by Coop Cooper
“John Wick: Chapter 2” – Retired hitman John Wick (Keanu Reeves) assaults the stronghold of Russian mob boss Abram (Peter Stomare) to retrieve his stolen car from the first film. After doing so, he considers himself once again retired and ready to finally settle down in peace. When a ruthless ex-associate D’Antonio (Riccardo Scamarcio) tracks Wick down and demands a long-standing debt to paid through trade, Wick refuses on principle. When D’Antonio makes it clear that refusal is not an option, Wick goes back to work, traveling to Italy for one last job. Of course, when things go sour, Wick must shoot his way out of the situation with killers (lead by Ruby Rose and Common) coming at him from all sides.
This film tries to top the action sequences in the first film and does so in volume and audacity. An equally rewarding aspect of the film is how it expands on the mythology of this exaggerated world of larger-than-life hitmen and the rules they follow. Here we learn that the network of killers is massive and worldwide and that the safe haven ‘The Continental’ exists in more places than New York. Also, there seems to be a lack of cops in this world as they never seem to be present when the chaos is in play. Although it’s kind of hilarious that anyone would try to double-cross or even look a John Wick the wrong way considering the destruction he caused in the first film, it does set up for some outrageous, hyper-violent scenes and spectacular fight choreography. Keanu’s dedication to learning how to use firearms like a professional competition shooter really heightens the excitement as well.
After they 1990’s, I figured the bombastic, heavily-stylized action films like John Woo’s “The Killer” (1989), “Hard Boiled” (1992) and “Hard Target” (1993) were passe. I think “John Wick” 1 & 2 may have single-handedly resurrected this potentially profitable sub-genre. This one might actually be better than the original and it would appear there is more John Wick to come.
Rating: 4 out of 5 stars
“A Cure for Wellness” – A cutthroat, young corporate executive named Lockhart (Dane DeHaan) is tasked to retrieve his company’s CEO (Harry Groener) from an extremely exclusive medical spa in the Swiss Alps. Upon arriving, he finds the ghoulish staff and the inscrutable head doctor, Volmer (Jason Isaacs), to be evasive and uncooperative. When an accident puts him in the hospital’s care, Lockhart discovers sinister happenings within the facility that he can’t seem to escape from. As Lockhart uncovers the mystery of the spa, he discovers a beautiful child-like woman (Mia Goth) who may hold the key to the secret of ‘the cure’ that Dr. Volmer claims will rid people of all ailments.

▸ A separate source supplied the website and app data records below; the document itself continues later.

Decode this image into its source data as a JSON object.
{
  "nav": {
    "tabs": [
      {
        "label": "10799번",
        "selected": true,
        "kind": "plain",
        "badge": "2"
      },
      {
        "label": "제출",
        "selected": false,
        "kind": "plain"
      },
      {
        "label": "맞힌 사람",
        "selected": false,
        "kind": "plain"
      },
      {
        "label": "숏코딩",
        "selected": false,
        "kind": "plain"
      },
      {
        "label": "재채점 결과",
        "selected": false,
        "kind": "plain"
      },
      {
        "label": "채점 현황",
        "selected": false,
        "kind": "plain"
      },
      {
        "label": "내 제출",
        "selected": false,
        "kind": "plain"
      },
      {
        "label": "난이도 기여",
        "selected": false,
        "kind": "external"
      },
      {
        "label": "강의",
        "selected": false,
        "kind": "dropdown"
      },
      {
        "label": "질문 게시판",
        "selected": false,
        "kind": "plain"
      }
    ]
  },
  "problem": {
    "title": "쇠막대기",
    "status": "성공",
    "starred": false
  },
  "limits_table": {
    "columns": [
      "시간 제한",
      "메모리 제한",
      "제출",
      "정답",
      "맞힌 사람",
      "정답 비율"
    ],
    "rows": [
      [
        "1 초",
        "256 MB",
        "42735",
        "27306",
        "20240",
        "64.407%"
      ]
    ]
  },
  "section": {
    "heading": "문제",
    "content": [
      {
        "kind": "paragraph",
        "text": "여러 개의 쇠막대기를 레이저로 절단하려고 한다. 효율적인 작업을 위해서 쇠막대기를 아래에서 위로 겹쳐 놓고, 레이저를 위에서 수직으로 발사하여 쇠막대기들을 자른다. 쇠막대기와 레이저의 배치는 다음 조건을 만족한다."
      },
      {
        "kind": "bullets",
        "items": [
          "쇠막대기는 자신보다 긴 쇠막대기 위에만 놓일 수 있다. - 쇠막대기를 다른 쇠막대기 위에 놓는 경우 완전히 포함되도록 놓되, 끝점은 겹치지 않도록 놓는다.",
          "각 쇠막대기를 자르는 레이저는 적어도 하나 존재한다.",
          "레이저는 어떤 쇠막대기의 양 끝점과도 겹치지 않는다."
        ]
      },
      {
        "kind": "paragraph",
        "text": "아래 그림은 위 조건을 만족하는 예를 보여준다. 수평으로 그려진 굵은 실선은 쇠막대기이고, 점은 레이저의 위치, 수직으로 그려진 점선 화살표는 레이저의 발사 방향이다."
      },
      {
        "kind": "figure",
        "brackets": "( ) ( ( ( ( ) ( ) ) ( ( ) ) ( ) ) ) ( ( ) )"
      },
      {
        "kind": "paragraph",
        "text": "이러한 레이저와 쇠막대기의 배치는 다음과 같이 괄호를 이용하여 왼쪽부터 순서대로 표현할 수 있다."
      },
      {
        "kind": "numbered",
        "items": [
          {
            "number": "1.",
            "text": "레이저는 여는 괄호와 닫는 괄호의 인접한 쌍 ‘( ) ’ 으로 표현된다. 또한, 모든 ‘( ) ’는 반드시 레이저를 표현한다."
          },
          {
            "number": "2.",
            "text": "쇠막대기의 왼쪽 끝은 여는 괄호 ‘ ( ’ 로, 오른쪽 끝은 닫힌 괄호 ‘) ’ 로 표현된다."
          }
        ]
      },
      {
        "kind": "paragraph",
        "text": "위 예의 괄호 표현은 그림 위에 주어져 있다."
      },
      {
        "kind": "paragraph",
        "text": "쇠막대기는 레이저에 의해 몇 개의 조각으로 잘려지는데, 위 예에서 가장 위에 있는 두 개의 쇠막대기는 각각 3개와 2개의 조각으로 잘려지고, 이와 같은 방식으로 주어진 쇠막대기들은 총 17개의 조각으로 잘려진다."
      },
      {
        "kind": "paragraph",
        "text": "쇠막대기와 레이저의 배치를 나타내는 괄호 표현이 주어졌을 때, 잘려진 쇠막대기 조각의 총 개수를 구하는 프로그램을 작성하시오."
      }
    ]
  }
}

I was thoroughly disappointed at how the film set up such a promising premise, only to have it devolve into a simplistic monster movie at the end. The trailers and marketing for it seemed to promise some sort of dark existential fable on how the suffering we experience in life is some sort of horrific disease… that we are doomed and the only release is to transform into another existence (i.g. death). A few past films have successfully explored this idea in different ways and while it is a rare concept to run across in cinema, some actually get it right. Gary Sherman’s “Dead and Buried” (1981), David Cronenberg’s “Videodrome” (1983) and his underrated horror film “Crash” (1996) are creepy examples. Even the upcoming film “The Discovery” (opening in March) starring Robert Redford, Jason Segel and Rooney Mara will be exploring this concept in a very literal way. Instead, “A Cure for Wellness” decided to dumb things down in the last 45 minutes and devolve into a classic creature feature similar to “Phantom of the Opera” or “Dracula”, only it tends to rip those films off without being wholly original.
“Wellness” is also two and a half hours long, about an hour longer than it should be. It could have shaved off that lame ending, stuck with the nightmarish aspects of what it marketed itself as and it could have been a near-perfect film. Despite all of this, Mia Goth is a force of nature. Her performances are frighteningly bold and uncanny. She will be one to watch in the upcoming years.
Rating: 2 and ½ out of 5 stars